They’ve been named a semi-finalist in the XPRIZE Rapid COVID-testing competition. Additional funding is at stake for finalists.
“We’ve created a device that, in minutes, provides really a very rapid, accurate, sensitive, selective diagnosis. So it’s kind of a game changer in that sense,” said Dr. Salvatore Morgera, a professor of electrical engineering and bioengineering at USF.
The electronic sensor system is called the "Bull Nose." They hope it will one day help screen for the virus causing COVID-19 by detecting levels of volatile organic compounds specific to SARS-CoV-2.
“What our device tries to do is electronically detect the composition of exhaled breath in individuals that perhaps have a disease. And we’re focused on COVID19,” said Morgera.
The team has created a prototype, still in a testing phase.
“We recognize the fact that an individual that’s afflicted with a pathogen, a virus like COVID, will exhale a breath that has a particular composition,” said Morgera.
“This is a screening tool where the user would breathe into the valve and the sensor would determine the concentration of volatile organic compounds in a person’s breath,” said Tiffany Miller, a Ph.D. student working on the project.
Miller said as the breath comes in contact with the sensors, there’s a change in voltage associated with the concentration levels of gases.
“If you have a disease that breath signature pattern can be identified.
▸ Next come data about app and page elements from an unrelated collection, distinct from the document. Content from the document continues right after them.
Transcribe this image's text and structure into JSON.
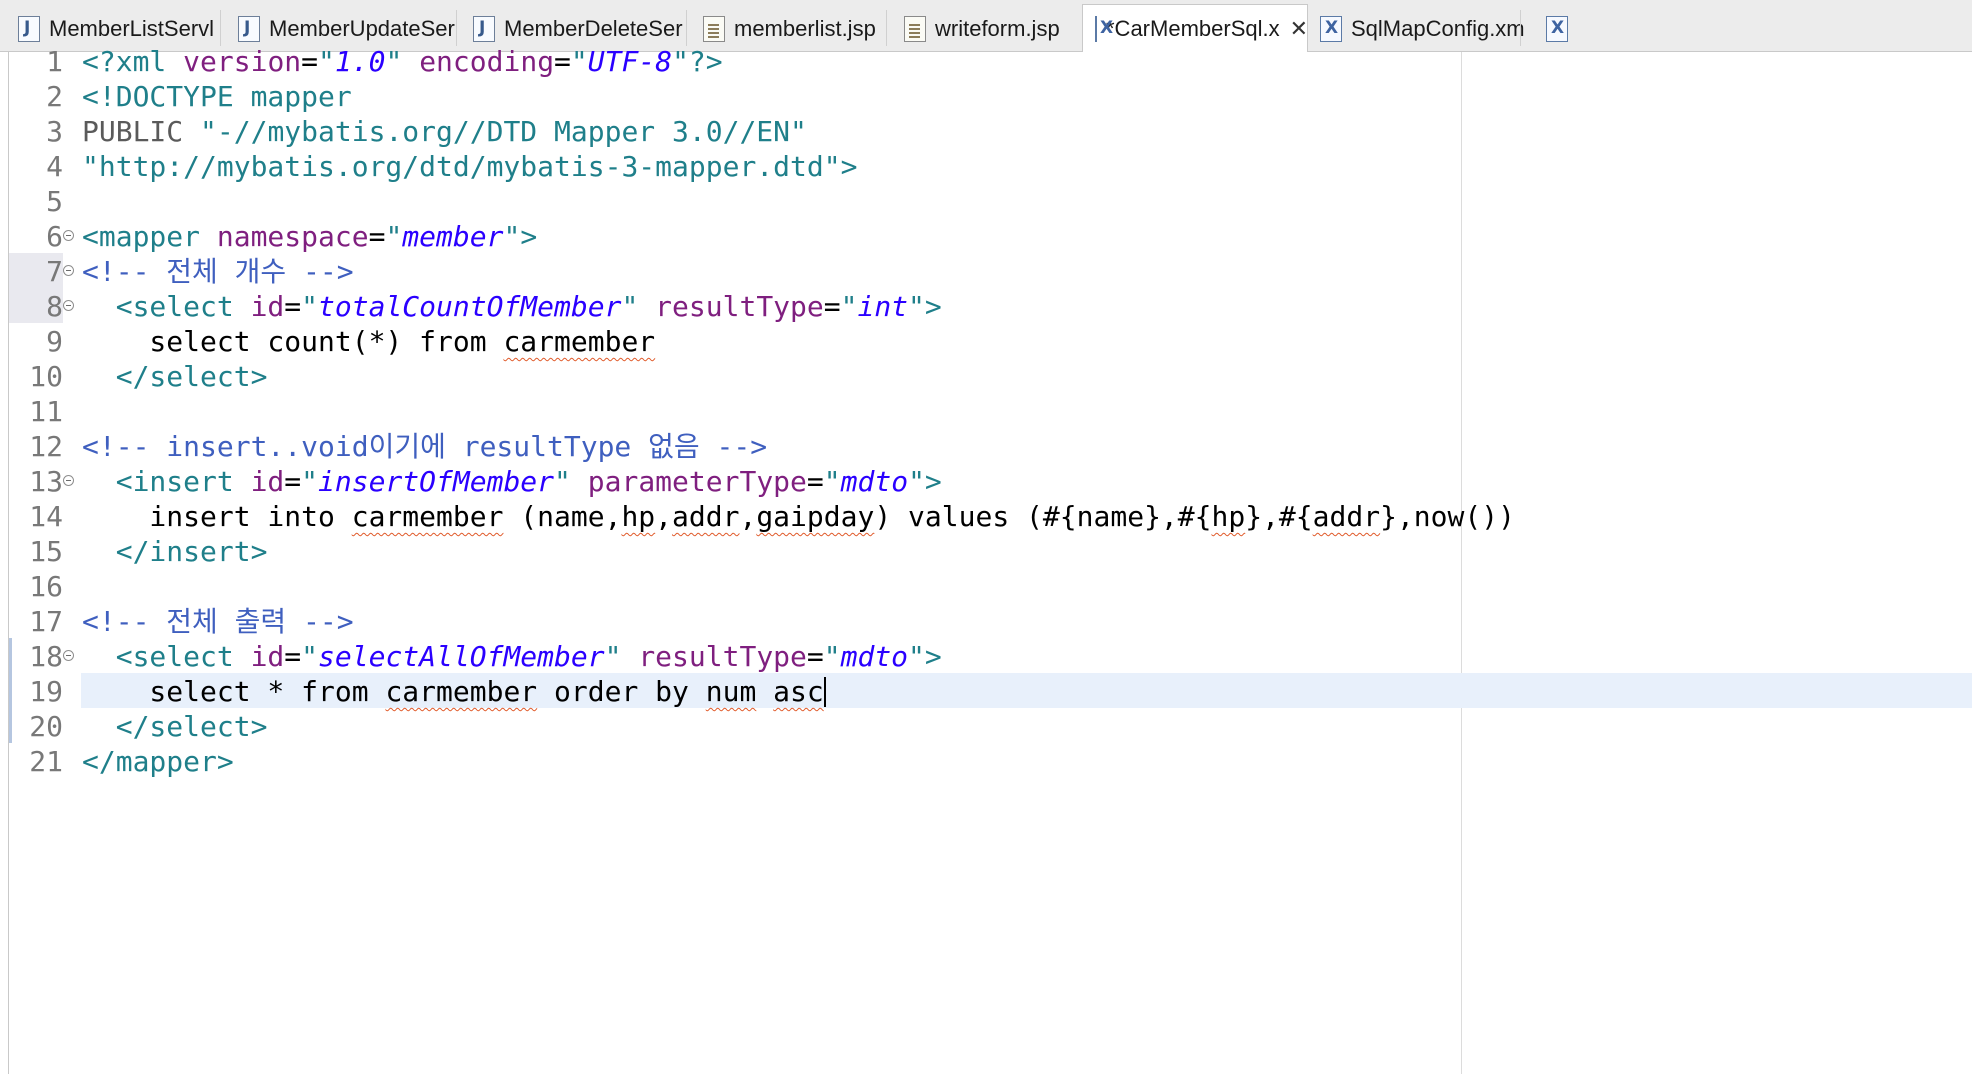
{
  "tabs": [
    {
      "label": "MemberListServl",
      "icon": "java-file-icon"
    },
    {
      "label": "MemberUpdateSer",
      "icon": "java-file-icon"
    },
    {
      "label": "MemberDeleteSer",
      "icon": "java-file-icon"
    },
    {
      "label": "memberlist.jsp",
      "icon": "jsp-file-icon"
    },
    {
      "label": "writeform.jsp",
      "icon": "jsp-file-icon"
    },
    {
      "label": "*CarMemberSql.x",
      "icon": "xml-file-icon",
      "active": true
    },
    {
      "label": "SqlMapConfig.xm",
      "icon": "xml-file-icon"
    }
  ],
  "editor": {
    "lines": [
      {
        "n": "1",
        "t": [
          [
            "<?",
            "tag"
          ],
          [
            "xml ",
            "tag"
          ],
          [
            "version",
            "attr"
          ],
          [
            "=",
            "plain"
          ],
          [
            "\"",
            "dstr"
          ],
          [
            "1.0",
            "str"
          ],
          [
            "\"",
            "dstr"
          ],
          [
            " ",
            "plain"
          ],
          [
            "encoding",
            "attr"
          ],
          [
            "=",
            "plain"
          ],
          [
            "\"",
            "dstr"
          ],
          [
            "UTF-8",
            "str"
          ],
          [
            "\"",
            "dstr"
          ],
          [
            "?>",
            "tag"
          ]
        ]
      },
      {
        "n": "2",
        "t": [
          [
            "<!DOCTYPE mapper",
            "tag"
          ]
        ]
      },
      {
        "n": "3",
        "t": [
          [
            "PUBLIC ",
            "doc"
          ],
          [
            "\"-//mybatis.org//DTD Mapper 3.0//EN\"",
            "dstr"
          ]
        ]
      },
      {
        "n": "4",
        "t": [
          [
            "\"http://mybatis.org/dtd/mybatis-3-mapper.dtd\"",
            "dstr"
          ],
          [
            ">",
            "tag"
          ]
        ]
      },
      {
        "n": "5",
        "t": []
      },
      {
        "n": "6",
        "fold": true,
        "t": [
          [
            "<mapper ",
            "tag"
          ],
          [
            "namespace",
            "attr"
          ],
          [
            "=",
            "plain"
          ],
          [
            "\"",
            "dstr"
          ],
          [
            "member",
            "str"
          ],
          [
            "\"",
            "dstr"
          ],
          [
            ">",
            "tag"
          ]
        ]
      },
      {
        "n": "7",
        "fold": true,
        "t": [
          [
            "<!-- 전체 개수 -->",
            "com"
          ]
        ]
      },
      {
        "n": "8",
        "fold": true,
        "t": [
          [
            "  ",
            "plain"
          ],
          [
            "<select ",
            "tag"
          ],
          [
            "id",
            "attr"
          ],
          [
            "=",
            "plain"
          ],
          [
            "\"",
            "dstr"
          ],
          [
            "totalCountOfMember",
            "str"
          ],
          [
            "\"",
            "dstr"
          ],
          [
            " ",
            "plain"
          ],
          [
            "resultType",
            "attr"
          ],
          [
            "=",
            "plain"
          ],
          [
            "\"",
            "dstr"
          ],
          [
            "int",
            "str"
          ],
          [
            "\"",
            "dstr"
          ],
          [
            ">",
            "tag"
          ]
        ]
      },
      {
        "n": "9",
        "t": [
          [
            "    select count(*) from ",
            "plain"
          ],
          [
            "carmember",
            "sq"
          ]
        ]
      },
      {
        "n": "10",
        "t": [
          [
            "  ",
            "plain"
          ],
          [
            "</select>",
            "tag"
          ]
        ]
      },
      {
        "n": "11",
        "t": []
      },
      {
        "n": "12",
        "t": [
          [
            "<!-- insert..void이기에 resultType 없음 -->",
            "com"
          ]
        ]
      },
      {
        "n": "13",
        "fold": true,
        "t": [
          [
            "  ",
            "plain"
          ],
          [
            "<insert ",
            "tag"
          ],
          [
            "id",
            "attr"
          ],
          [
            "=",
            "plain"
          ],
          [
            "\"",
            "dstr"
          ],
          [
            "insertOfMember",
            "str"
          ],
          [
            "\"",
            "dstr"
          ],
          [
            " ",
            "plain"
          ],
          [
            "parameterType",
            "attr"
          ],
          [
            "=",
            "plain"
          ],
          [
            "\"",
            "dstr"
          ],
          [
            "mdto",
            "str"
          ],
          [
            "\"",
            "dstr"
          ],
          [
            ">",
            "tag"
          ]
        ]
      },
      {
        "n": "14",
        "t": [
          [
            "    insert into ",
            "plain"
          ],
          [
            "carmember",
            "sq"
          ],
          [
            " (name,",
            "plain"
          ],
          [
            "hp",
            "sq"
          ],
          [
            ",",
            "plain"
          ],
          [
            "addr",
            "sq"
          ],
          [
            ",",
            "plain"
          ],
          [
            "gaipday",
            "sq"
          ],
          [
            ") values (#{name},#{",
            "plain"
          ],
          [
            "hp",
            "sq"
          ],
          [
            "},#{",
            "plain"
          ],
          [
            "addr",
            "sq"
          ],
          [
            "},now())",
            "plain"
          ]
        ]
      },
      {
        "n": "15",
        "t": [
          [
            "  ",
            "plain"
          ],
          [
            "</insert>",
            "tag"
          ]
        ]
      },
      {
        "n": "16",
        "t": []
      },
      {
        "n": "17",
        "t": [
          [
            "<!-- 전체 출력 -->",
            "com"
          ]
        ]
      },
      {
        "n": "18",
        "fold": true,
        "t": [
          [
            "  ",
            "plain"
          ],
          [
            "<select ",
            "tag"
          ],
          [
            "id",
            "attr"
          ],
          [
            "=",
            "plain"
          ],
          [
            "\"",
            "dstr"
          ],
          [
            "selectAllOfMember",
            "str"
          ],
          [
            "\"",
            "dstr"
          ],
          [
            " ",
            "plain"
          ],
          [
            "resultType",
            "attr"
          ],
          [
            "=",
            "plain"
          ],
          [
            "\"",
            "dstr"
          ],
          [
            "mdto",
            "str"
          ],
          [
            "\"",
            "dstr"
          ],
          [
            ">",
            "tag"
          ]
        ]
      },
      {
        "n": "19",
        "current": true,
        "t": [
          [
            "    select * from ",
            "plain"
          ],
          [
            "carmember",
            "sq"
          ],
          [
            " order by ",
            "plain"
          ],
          [
            "num",
            "sq"
          ],
          [
            " ",
            "plain"
          ],
          [
            "asc",
            "sq"
          ]
        ]
      },
      {
        "n": "20",
        "t": [
          [
            "  ",
            "plain"
          ],
          [
            "</select>",
            "tag"
          ]
        ]
      },
      {
        "n": "21",
        "t": [
          [
            "</mapper>",
            "tag"
          ]
        ]
      }
    ]
  }
}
That is how we’re going to allow this device to accurately screen for COVID19,” she said.
Right now, Miller said they have a testbed platform and are working on adding and calibrating sensors and forming a database of volatile organic compounds.
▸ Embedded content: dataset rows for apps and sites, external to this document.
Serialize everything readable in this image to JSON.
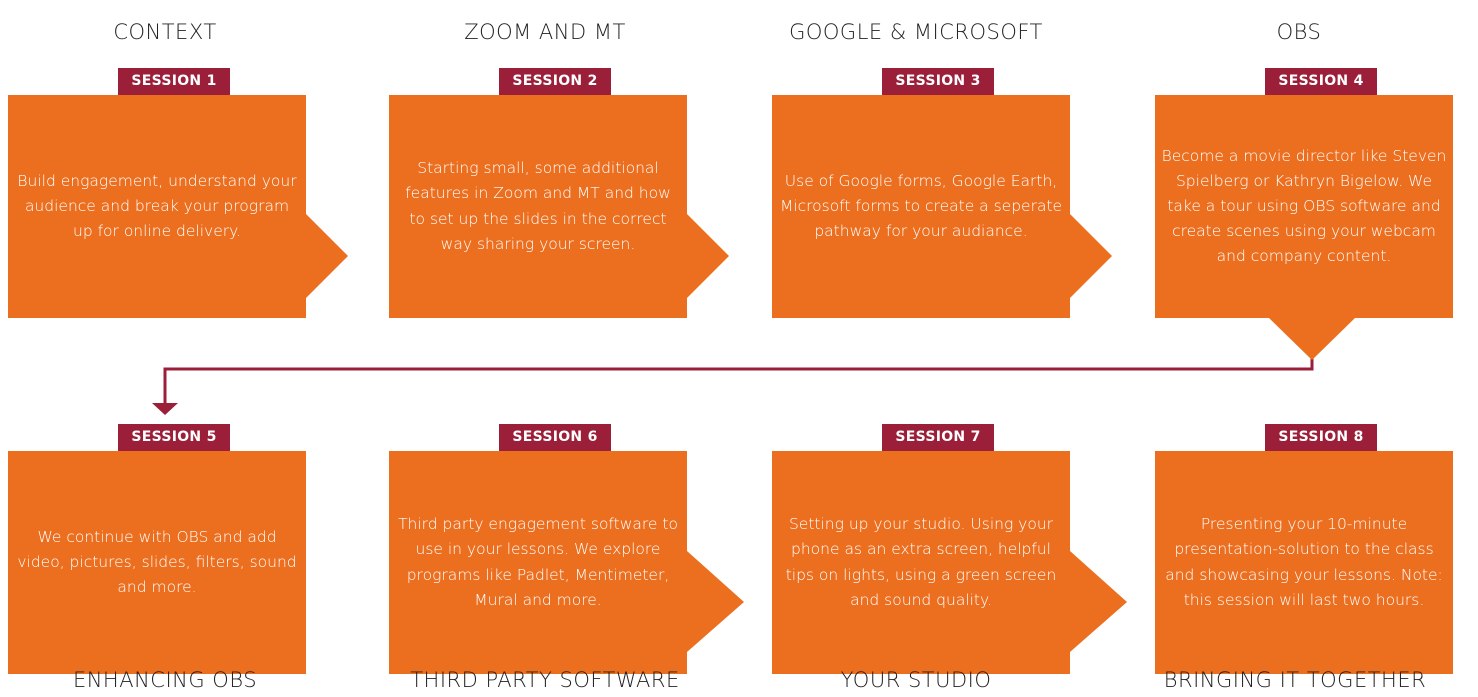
{
  "colors": {
    "card": "#ec6f20",
    "badge": "#9c1f3a",
    "connector": "#9c1f3a",
    "title": "#222222"
  },
  "sessions": [
    {
      "title": "CONTEXT",
      "badge": "SESSION 1",
      "text": "Build engagement, understand your audience and break your program up for online delivery."
    },
    {
      "title": "ZOOM AND MT",
      "badge": "SESSION 2",
      "text": "Starting small, some additional features in Zoom and MT and how to set up the slides in the correct way sharing your screen."
    },
    {
      "title": "GOOGLE & MICROSOFT",
      "badge": "SESSION 3",
      "text": "Use of Google forms, Google Earth, Microsoft forms to create a seperate pathway for your audiance."
    },
    {
      "title": "OBS",
      "badge": "SESSION 4",
      "text": "Become a movie director like Steven Spielberg or Kathryn Bigelow. We take a tour using OBS software and create scenes using your webcam and company content."
    },
    {
      "title": "ENHANCING OBS",
      "badge": "SESSION 5",
      "text": "We continue with OBS and add video, pictures, slides, filters, sound and more."
    },
    {
      "title": "THIRD PARTY SOFTWARE",
      "badge": "SESSION 6",
      "text": "Third party engagement software to use in your lessons. We explore programs like Padlet, Mentimeter, Mural and more."
    },
    {
      "title": "YOUR STUDIO",
      "badge": "SESSION 7",
      "text": "Setting up your studio. Using your phone as an extra screen, helpful tips on lights, using a green screen and sound quality."
    },
    {
      "title": "BRINGING IT TOGETHER",
      "badge": "SESSION 8",
      "text": "Presenting your 10-minute presentation-solution to the class and showcasing your lessons. Note: this session will last two hours."
    }
  ]
}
They’re also collaborating with breath specialists in Europe and other COVID-19 breath analysis studies.
“Based on their collected breath data, we’re able to really hone in on select key biomarkers, potential biomarker candidates for COVID-19,” Miller said.
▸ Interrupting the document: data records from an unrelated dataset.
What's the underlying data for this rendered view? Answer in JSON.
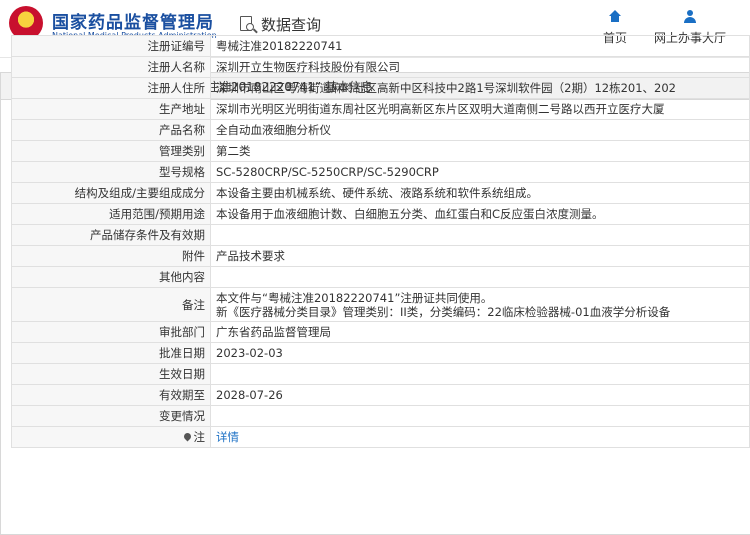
{
  "header": {
    "logo_cn": "国家药品监督管理局",
    "logo_en": "National Medical Products Administration",
    "data_query": "数据查询",
    "nav": [
      {
        "label": "首页",
        "icon": "home-icon"
      },
      {
        "label": "网上办事大厅",
        "icon": "user-icon"
      }
    ]
  },
  "panel": {
    "title": "境内医疗器械（注册） —— “粤械注准20182220741” 基本信息"
  },
  "rows": [
    {
      "label": "注册证编号",
      "value": "粤械注准20182220741"
    },
    {
      "label": "注册人名称",
      "value": "深圳开立生物医疗科技股份有限公司"
    },
    {
      "label": "注册人住所",
      "value": "深圳市南山区粤海街道麻岭社区高新中区科技中2路1号深圳软件园（2期）12栋201、202"
    },
    {
      "label": "生产地址",
      "value": "深圳市光明区光明街道东周社区光明高新区东片区双明大道南侧二号路以西开立医疗大厦"
    },
    {
      "label": "产品名称",
      "value": "全自动血液细胞分析仪"
    },
    {
      "label": "管理类别",
      "value": "第二类"
    },
    {
      "label": "型号规格",
      "value": "SC-5280CRP/SC-5250CRP/SC-5290CRP"
    },
    {
      "label": "结构及组成/主要组成成分",
      "value": "本设备主要由机械系统、硬件系统、液路系统和软件系统组成。"
    },
    {
      "label": "适用范围/预期用途",
      "value": "本设备用于血液细胞计数、白细胞五分类、血红蛋白和C反应蛋白浓度测量。"
    },
    {
      "label": "产品储存条件及有效期",
      "value": ""
    },
    {
      "label": "附件",
      "value": "产品技术要求"
    },
    {
      "label": "其他内容",
      "value": ""
    },
    {
      "label": "备注",
      "value_line1": "本文件与“粤械注准20182220741”注册证共同使用。",
      "value_line2": "新《医疗器械分类目录》管理类别：II类，分类编码：22临床检验器械-01血液学分析设备"
    },
    {
      "label": "审批部门",
      "value": "广东省药品监督管理局"
    },
    {
      "label": "批准日期",
      "value": "2023-02-03"
    },
    {
      "label": "生效日期",
      "value": ""
    },
    {
      "label": "有效期至",
      "value": "2028-07-26"
    },
    {
      "label": "变更情况",
      "value": ""
    },
    {
      "label": "注",
      "value": "详情"
    }
  ]
}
Morgera said the device is unique in that it utilizes synthetic mucus.
“We’ve used mucus as a film on the sensors so that when the exhaled breath interacts with the sensors, it interacts first as if it were interacting with our nasal passage so we get a much more accurate result using synthetic mucus,” he said.
He also said they also want to look beyond breath, including scanning the eyes.
While their focus is COVID-19, the researchers explained there could be potential applications beyond that.
“It could be used in other pandemics or other viral or bacterial infections of an individual,” Miller said. “This can also be used in the agriculture industry to determine ripeness of fruits based on the emitted volatile organic compounds as well as in the meat processing industry.”
The finalists for the competition will be announced next week.